**Items from a dataset**
------------------------------------
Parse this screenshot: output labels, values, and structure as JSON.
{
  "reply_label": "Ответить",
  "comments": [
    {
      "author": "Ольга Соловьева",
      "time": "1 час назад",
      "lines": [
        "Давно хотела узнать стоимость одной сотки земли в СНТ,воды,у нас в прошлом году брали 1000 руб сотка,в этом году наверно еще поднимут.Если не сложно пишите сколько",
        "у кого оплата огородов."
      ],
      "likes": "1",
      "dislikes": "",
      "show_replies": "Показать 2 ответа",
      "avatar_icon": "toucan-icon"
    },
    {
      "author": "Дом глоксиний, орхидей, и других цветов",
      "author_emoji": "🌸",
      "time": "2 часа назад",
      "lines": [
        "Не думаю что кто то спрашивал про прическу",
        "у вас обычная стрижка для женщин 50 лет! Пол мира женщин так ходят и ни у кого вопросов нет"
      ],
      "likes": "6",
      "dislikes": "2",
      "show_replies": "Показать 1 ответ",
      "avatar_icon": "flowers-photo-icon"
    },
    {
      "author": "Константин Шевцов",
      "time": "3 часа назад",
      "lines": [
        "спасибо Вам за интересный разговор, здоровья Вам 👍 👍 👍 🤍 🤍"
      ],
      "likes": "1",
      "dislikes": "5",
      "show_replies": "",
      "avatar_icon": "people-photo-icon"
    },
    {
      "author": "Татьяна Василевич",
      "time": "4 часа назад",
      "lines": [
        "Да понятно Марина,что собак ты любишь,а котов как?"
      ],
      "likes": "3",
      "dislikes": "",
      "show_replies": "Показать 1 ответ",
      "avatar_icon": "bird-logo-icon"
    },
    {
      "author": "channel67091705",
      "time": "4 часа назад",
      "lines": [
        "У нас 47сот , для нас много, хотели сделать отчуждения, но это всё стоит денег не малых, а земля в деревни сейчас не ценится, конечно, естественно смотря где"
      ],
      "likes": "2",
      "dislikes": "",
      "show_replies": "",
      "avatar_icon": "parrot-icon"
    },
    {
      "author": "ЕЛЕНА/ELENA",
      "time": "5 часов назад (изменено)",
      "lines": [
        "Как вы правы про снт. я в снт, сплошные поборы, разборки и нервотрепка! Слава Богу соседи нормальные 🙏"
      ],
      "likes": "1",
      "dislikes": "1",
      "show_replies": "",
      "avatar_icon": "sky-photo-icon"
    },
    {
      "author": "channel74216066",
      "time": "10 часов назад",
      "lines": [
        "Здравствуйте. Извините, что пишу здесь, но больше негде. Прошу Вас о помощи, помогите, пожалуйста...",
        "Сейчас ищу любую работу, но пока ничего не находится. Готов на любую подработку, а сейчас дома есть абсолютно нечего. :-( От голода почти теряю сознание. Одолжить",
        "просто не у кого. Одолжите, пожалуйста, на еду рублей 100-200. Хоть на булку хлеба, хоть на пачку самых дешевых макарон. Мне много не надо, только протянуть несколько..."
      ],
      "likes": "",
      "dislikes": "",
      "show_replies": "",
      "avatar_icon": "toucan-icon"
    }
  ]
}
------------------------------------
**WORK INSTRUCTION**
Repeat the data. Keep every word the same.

**YOUR SOLUTION**
Parse this screenshot: output labels, values, and structure as JSON.
{
  "reply_label": "Ответить",
  "comments": [
    {
      "author": "Ольга Соловьева",
      "time": "1 час назад",
      "lines": [
        "Давно хотела узнать стоимость одной сотки земли в СНТ,воды,у нас в прошлом году брали 1000 руб сотка,в этом году наверно еще поднимут.Если не сложно пишите сколько",
        "у кого оплата огородов."
      ],
      "likes": "1",
      "dislikes": "",
      "show_replies": "Показать 2 ответа",
      "avatar_icon": "toucan-icon"
    },
    {
      "author": "Дом глоксиний, орхидей, и других цветов",
      "author_emoji": "🌸",
      "time": "2 часа назад",
      "lines": [
        "Не думаю что кто то спрашивал про прическу",
        "у вас обычная стрижка для женщин 50 лет! Пол мира женщин так ходят и ни у кого вопросов нет"
      ],
      "likes": "6",
      "dislikes": "2",
      "show_replies": "Показать 1 ответ",
      "avatar_icon": "flowers-photo-icon"
    },
    {
      "author": "Константин Шевцов",
      "time": "3 часа назад",
      "lines": [
        "спасибо Вам за интересный разговор, здоровья Вам 👍 👍 👍 🤍 🤍"
      ],
      "likes": "1",
      "dislikes": "5",
      "show_replies": "",
      "avatar_icon": "people-photo-icon"
    },
    {
      "author": "Татьяна Василевич",
      "time": "4 часа назад",
      "lines": [
        "Да понятно Марина,что собак ты любишь,а котов как?"
      ],
      "likes": "3",
      "dislikes": "",
      "show_replies": "Показать 1 ответ",
      "avatar_icon": "bird-logo-icon"
    },
    {
      "author": "channel67091705",
      "time": "4 часа назад",
      "lines": [
        "У нас 47сот , для нас много, хотели сделать отчуждения, но это всё стоит денег не малых, а земля в деревни сейчас не ценится, конечно, естественно смотря где"
      ],
      "likes": "2",
      "dislikes": "",
      "show_replies": "",
      "avatar_icon": "parrot-icon"
    },
    {
      "author": "ЕЛЕНА/ELENA",
      "time": "5 часов назад (изменено)",
      "lines": [
        "Как вы правы про снт. я в снт, сплошные поборы, разборки и нервотрепка! Слава Богу соседи нормальные 🙏"
      ],
      "likes": "1",
      "dislikes": "1",
      "show_replies": "",
      "avatar_icon": "sky-photo-icon"
    },
    {
      "author": "channel74216066",
      "time": "10 часов назад",
      "lines": [
        "Здравствуйте. Извините, что пишу здесь, но больше негде. Прошу Вас о помощи, помогите, пожалуйста...",
        "Сейчас ищу любую работу, но пока ничего не находится. Готов на любую подработку, а сейчас дома есть абсолютно нечего. :-( От голода почти теряю сознание. Одолжить",
        "просто не у кого. Одолжите, пожалуйста, на еду рублей 100-200. Хоть на булку хлеба, хоть на пачку самых дешевых макарон. Мне много не надо, только протянуть несколько..."
      ],
      "likes": "",
      "dislikes": "",
      "show_replies": "",
      "avatar_icon": "toucan-icon"
    }
  ]
}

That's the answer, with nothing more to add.